[Component data from apps and pages]
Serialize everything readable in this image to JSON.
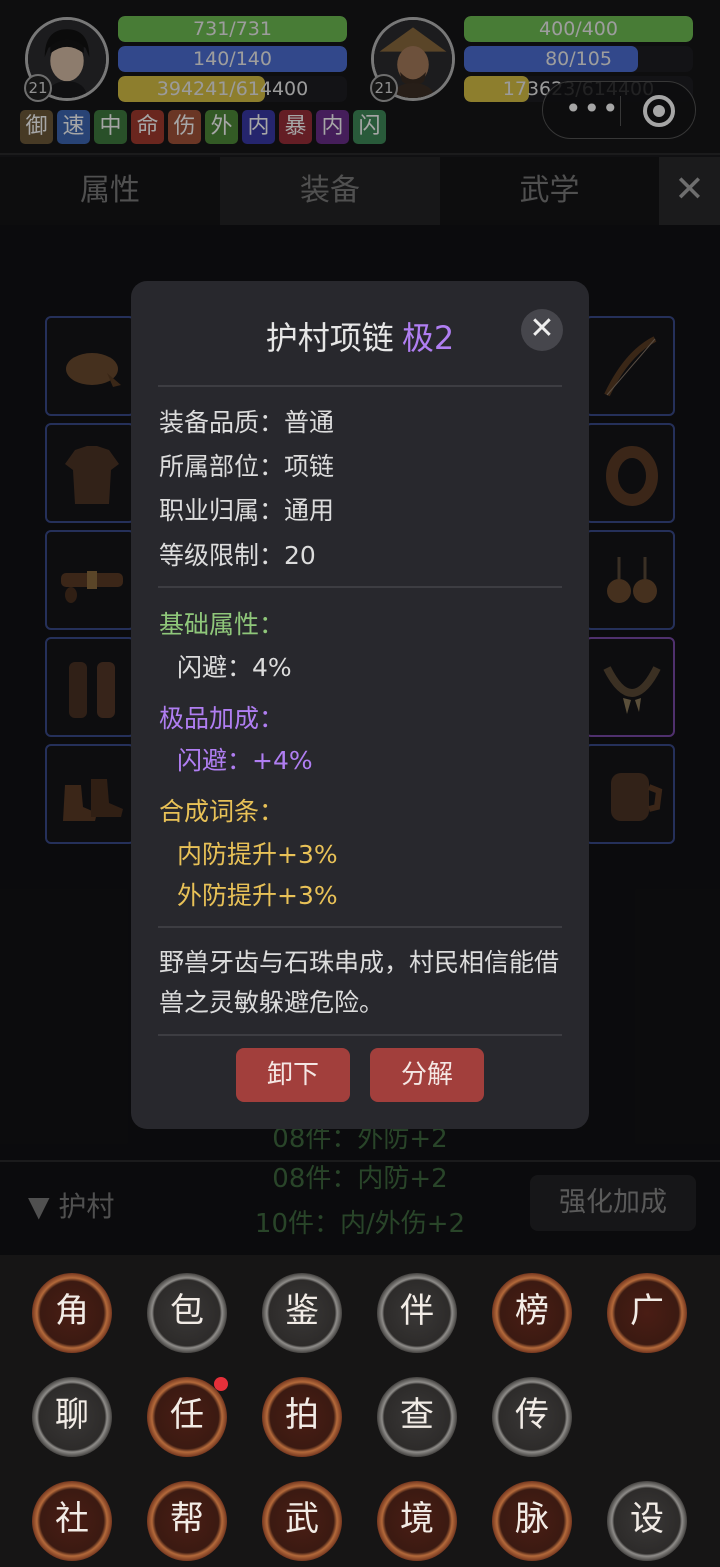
{
  "player": {
    "level": "21",
    "hp": {
      "text": "731/731",
      "fraction": 1.0
    },
    "mp": {
      "text": "140/140",
      "fraction": 1.0
    },
    "xp": {
      "text": "394241/614400",
      "fraction": 0.642
    }
  },
  "companion": {
    "level": "21",
    "hp": {
      "text": "400/400",
      "fraction": 1.0
    },
    "mp": {
      "text": "80/105",
      "fraction": 0.762
    },
    "xp": {
      "text": "173623/614400",
      "fraction": 0.283
    }
  },
  "buff_tags": [
    {
      "label": "御",
      "color": "#6e5a3a"
    },
    {
      "label": "速",
      "color": "#3e68b4"
    },
    {
      "label": "中",
      "color": "#3f7b3f"
    },
    {
      "label": "命",
      "color": "#a33b2f"
    },
    {
      "label": "伤",
      "color": "#a3543a"
    },
    {
      "label": "外",
      "color": "#4f8a3a"
    },
    {
      "label": "内",
      "color": "#3a3aa8"
    },
    {
      "label": "暴",
      "color": "#9a2f3a"
    },
    {
      "label": "内",
      "color": "#6a2f8a"
    },
    {
      "label": "闪",
      "color": "#3f8a5a"
    }
  ],
  "capsule": {
    "dots": "•••"
  },
  "tabs": [
    {
      "label": "属性"
    },
    {
      "label": "装备"
    },
    {
      "label": "武学"
    }
  ],
  "tab_close": "✕",
  "set_panel": {
    "title": "▼ 护村",
    "enhance_button": "强化加成",
    "lines": [
      "08件：外防+2",
      "08件：内防+2",
      "10件：内/外伤+2"
    ]
  },
  "modal": {
    "name": "护村项链",
    "grade": "极2",
    "close": "✕",
    "quality": "装备品质：普通",
    "slot": "所属部位：项链",
    "class": "职业归属：通用",
    "level_req": "等级限制：20",
    "base_header": "基础属性：",
    "base_stat": "闪避：4%",
    "bonus_header": "极品加成：",
    "bonus_stat": "闪避：+4%",
    "affix_header": "合成词条：",
    "affixes": [
      "内防提升+3%",
      "外防提升+3%"
    ],
    "description": "野兽牙齿与石珠串成，村民相信能借兽之灵敏躲避危险。",
    "unequip_button": "卸下",
    "dismantle_button": "分解"
  },
  "menu": [
    "角",
    "包",
    "鉴",
    "伴",
    "榜",
    "广",
    "聊",
    "任",
    "拍",
    "查",
    "传",
    "社",
    "帮",
    "武",
    "境",
    "脉",
    "设"
  ]
}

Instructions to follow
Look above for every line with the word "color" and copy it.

Task response
      "color": "#6e5a3a"
      "color": "#3e68b4"
      "color": "#3f7b3f"
      "color": "#a33b2f"
      "color": "#a3543a"
      "color": "#4f8a3a"
      "color": "#3a3aa8"
      "color": "#9a2f3a"
      "color": "#6a2f8a"
      "color": "#3f8a5a"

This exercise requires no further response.